The aim of this workshop is gathering a small number of specialists, collecting the relevant evidence, and discussing together the results of this investigation from different perspectives (chronological, geographical, thematic). What the workshop is expected to stress is the variety of different strategies of appropriation of divine onomastic formulas in different chronological and topographic contexts (Hellenistic/Imperial, urban/extra-urban, etc.).
The International Workshop MY NAME IS YOUR NAME is result of the synergy of three different projects simultaneously working on ancient divine epiclesis: EPIDI (“Epítetos divinos: experiencia religiosa y relaciones de poder en Hispania”), based in Madrid (UC3M; PI: Jaime Alvar Ezquerra) and funded by the Spanish Ministry of Economy and Finance (HAR2017-84789-C2-2-P); LARNA (“Lived Ancient Religion in North Africa”), also based in Madrid (UC3M; PI: Valentino Gasparini) and funded by the Autonomous Community of Madrid, Talent Attraction Program (2017-T1/HUM-5709), and MAP (“Mapping Ancient Polytheisms.

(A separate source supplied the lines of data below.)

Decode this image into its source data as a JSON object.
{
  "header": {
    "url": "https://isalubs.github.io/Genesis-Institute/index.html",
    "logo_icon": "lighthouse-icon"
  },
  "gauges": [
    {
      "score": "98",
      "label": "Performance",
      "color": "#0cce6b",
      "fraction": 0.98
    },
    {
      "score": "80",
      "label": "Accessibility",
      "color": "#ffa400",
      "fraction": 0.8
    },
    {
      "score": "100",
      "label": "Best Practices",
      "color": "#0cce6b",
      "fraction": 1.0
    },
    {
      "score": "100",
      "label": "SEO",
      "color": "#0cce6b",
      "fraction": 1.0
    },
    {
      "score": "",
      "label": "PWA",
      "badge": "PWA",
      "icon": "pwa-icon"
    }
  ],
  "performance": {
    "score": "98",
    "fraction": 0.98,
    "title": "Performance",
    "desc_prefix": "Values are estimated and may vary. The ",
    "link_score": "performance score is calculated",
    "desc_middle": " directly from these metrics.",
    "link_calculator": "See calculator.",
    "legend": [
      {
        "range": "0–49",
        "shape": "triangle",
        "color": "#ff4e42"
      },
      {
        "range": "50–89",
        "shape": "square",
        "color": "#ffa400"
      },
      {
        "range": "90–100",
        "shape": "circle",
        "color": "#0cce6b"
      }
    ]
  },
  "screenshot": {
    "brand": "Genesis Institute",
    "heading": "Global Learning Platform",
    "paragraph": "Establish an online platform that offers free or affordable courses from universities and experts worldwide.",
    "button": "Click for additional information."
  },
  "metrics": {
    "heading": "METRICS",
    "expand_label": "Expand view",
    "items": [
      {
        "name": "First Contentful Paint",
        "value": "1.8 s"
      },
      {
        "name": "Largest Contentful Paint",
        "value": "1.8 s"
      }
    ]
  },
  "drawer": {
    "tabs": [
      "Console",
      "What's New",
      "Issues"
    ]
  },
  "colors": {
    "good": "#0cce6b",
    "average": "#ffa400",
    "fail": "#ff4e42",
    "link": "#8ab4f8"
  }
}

Cult epithets as ,an interface between religious systems and human agency”), based in Toulouse (Université Jean Jaurès; PI: Corinne Bonnet) and funded by the European Research Council (n° 741182).